** The problem **
All lines of the records below that contain the word "value" must be listed.

** Collected data **

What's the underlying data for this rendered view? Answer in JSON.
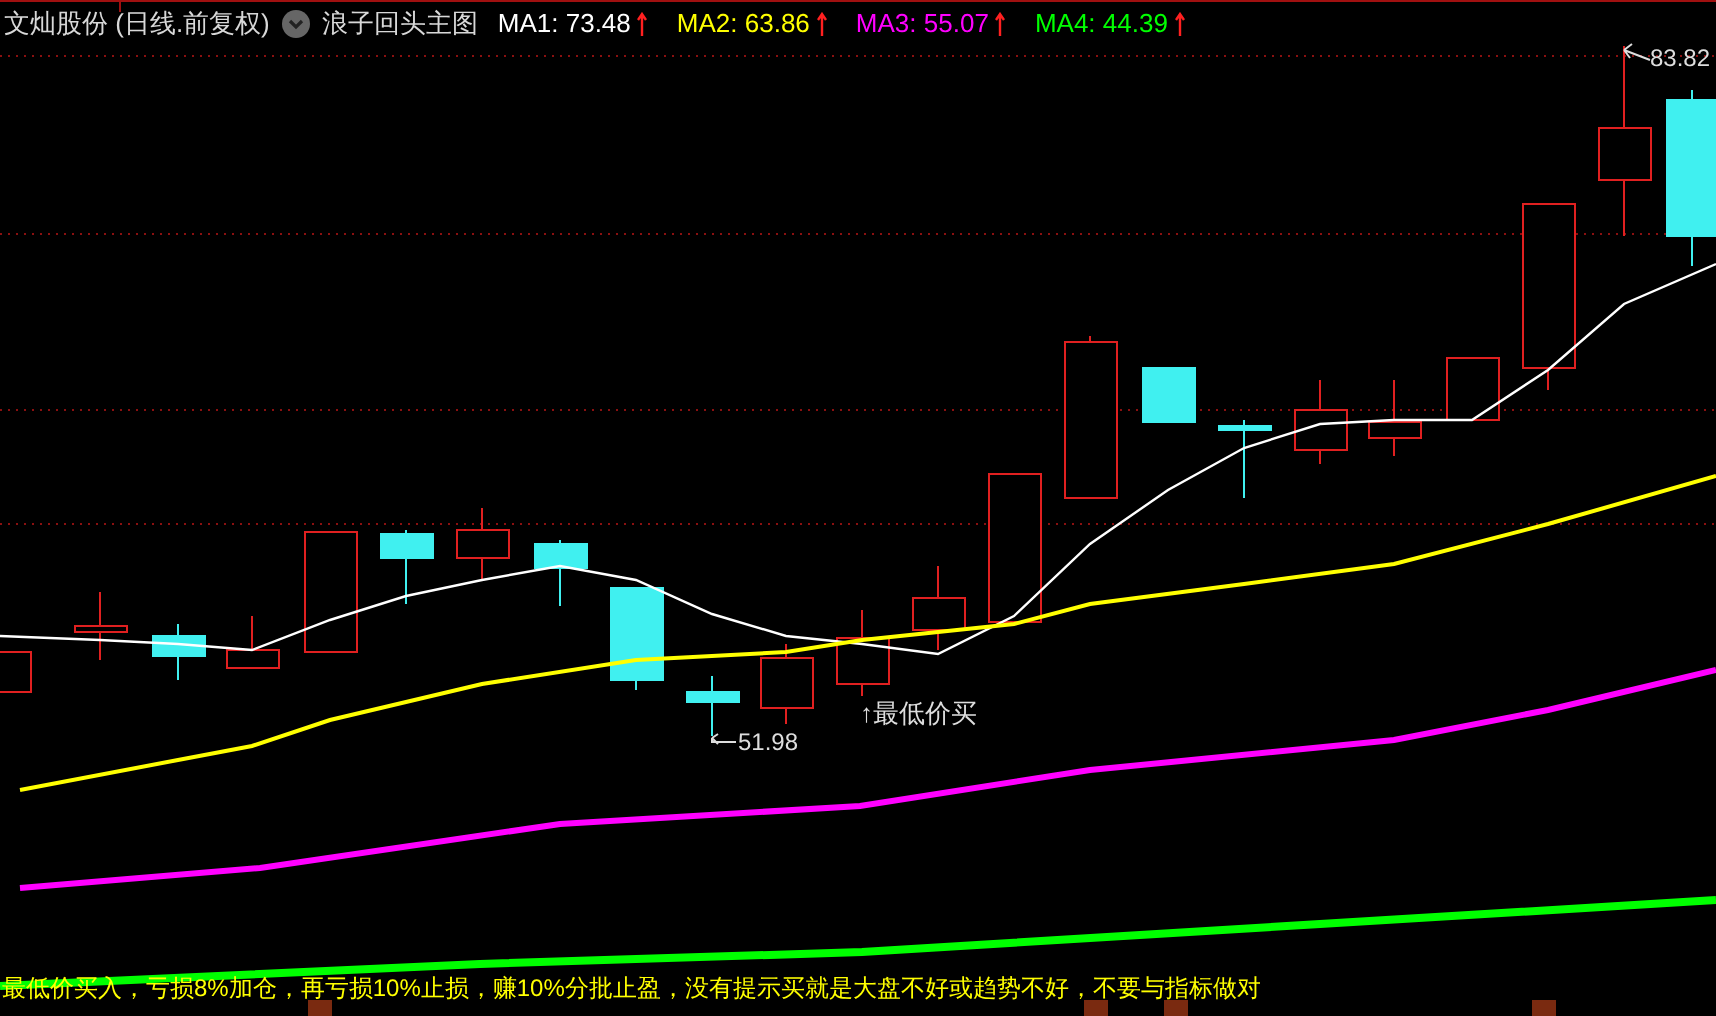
{
  "header": {
    "stock": "文灿股份 (日线.前复权)",
    "indicator_name": "浪子回头主图"
  },
  "moving_averages": [
    {
      "label": "MA1:",
      "value": "73.48",
      "color": "#ffffff"
    },
    {
      "label": "MA2:",
      "value": "63.86",
      "color": "#ffff00"
    },
    {
      "label": "MA3:",
      "value": "55.07",
      "color": "#ff00ff"
    },
    {
      "label": "MA4:",
      "value": "44.39",
      "color": "#00ff00"
    }
  ],
  "chart": {
    "high_label": "83.82",
    "low_label": "51.98",
    "signal_label": "↑最低价买"
  },
  "strategy_note": "最低价买入，亏损8%加仓，再亏损10%止损，赚10%分批止盈，没有提示买就是大盘不好或趋势不好，不要与指标做对"
}
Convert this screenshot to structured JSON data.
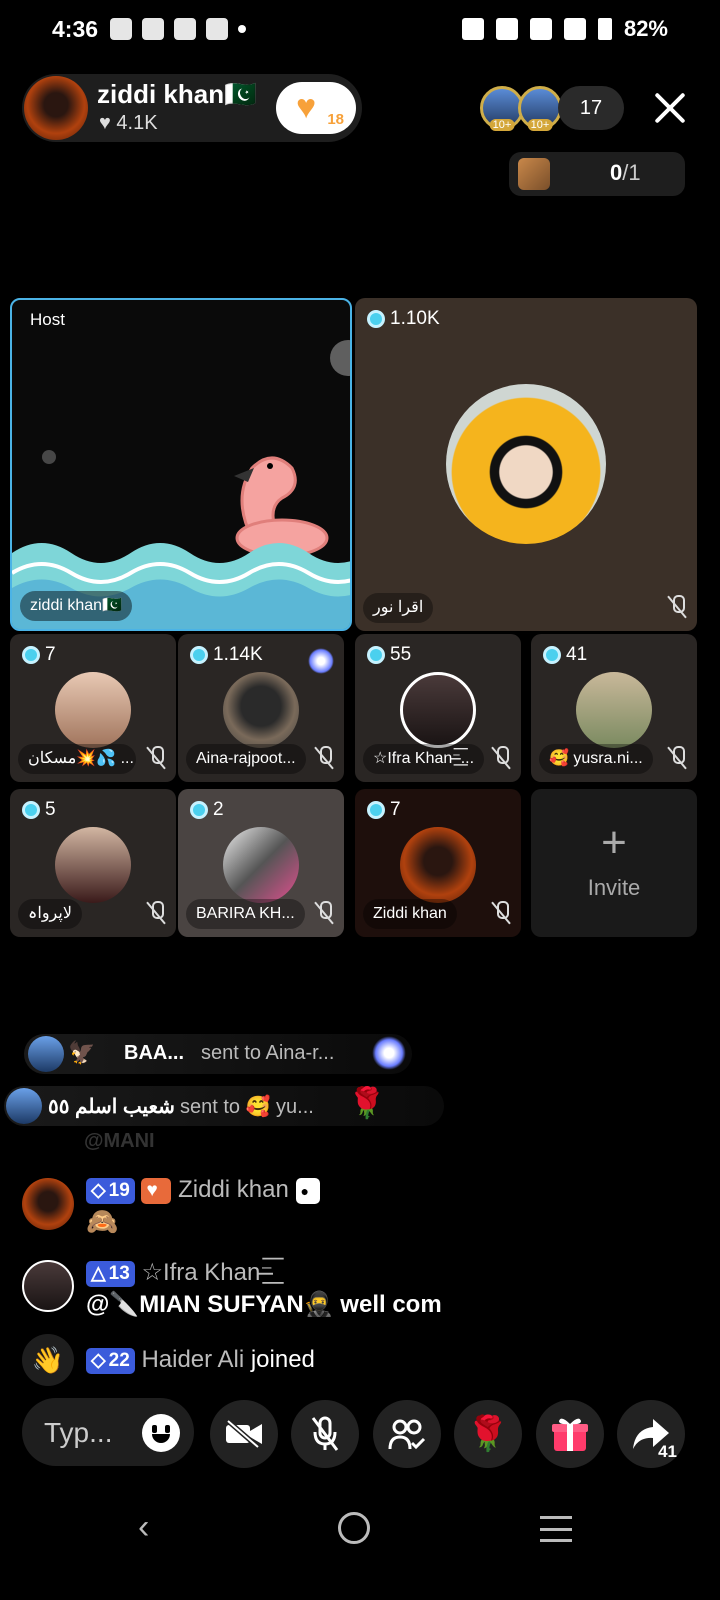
{
  "status_bar": {
    "time": "4:36",
    "battery": "82%"
  },
  "host": {
    "name": "ziddi khan🇵🇰",
    "likes": "♥ 4.1K",
    "fans_badge": "18"
  },
  "viewers": {
    "badges": [
      "10+",
      "10+"
    ],
    "count": "17"
  },
  "seats": {
    "filled": "0",
    "total": "/1"
  },
  "grid": {
    "host_tile": {
      "tag": "Host",
      "name": "ziddi khan🇵🇰"
    },
    "guest_tile": {
      "count": "1.10K",
      "name": "اقرا نور"
    },
    "small_tiles": [
      {
        "count": "7",
        "name": "مسکان💥💦 ..."
      },
      {
        "count": "1.14K",
        "name": "Aina-rajpoot..."
      },
      {
        "count": "55",
        "name": "☆Ifra Khan⁻̶͟͞..."
      },
      {
        "count": "41",
        "name": "🥰 yusra.ni..."
      },
      {
        "count": "5",
        "name": "لاپرواہ"
      },
      {
        "count": "2",
        "name": "BARIRA KH..."
      },
      {
        "count": "7",
        "name": "Ziddi khan"
      }
    ],
    "invite_label": "Invite"
  },
  "banners": [
    {
      "sender": "BAA...",
      "text": "sent to Aina-r..."
    },
    {
      "sender": "شعیب اسلم ٥٥",
      "text": "sent to 🥰 yu..."
    }
  ],
  "chat": {
    "faded_name": "@MANI",
    "messages": [
      {
        "level": "19",
        "name": "Ziddi khan",
        "text": "🙈"
      },
      {
        "level": "13",
        "name": "☆Ifra Khan⁻̶͟͞",
        "text": "@🔪MIAN SUFYAN🥷 well com"
      }
    ],
    "join": {
      "level": "22",
      "name": "Haider Ali",
      "text": "joined"
    }
  },
  "bottom_bar": {
    "placeholder": "Typ...",
    "share_count": "41"
  },
  "colors": {
    "host_border": "#4bb3e6",
    "level_badge": "#3b5bdb",
    "background": "#000000"
  }
}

** Written answer **
      "value": "73.48",
      "value": "63.86",
      "value": "55.07",
      "value": "44.39",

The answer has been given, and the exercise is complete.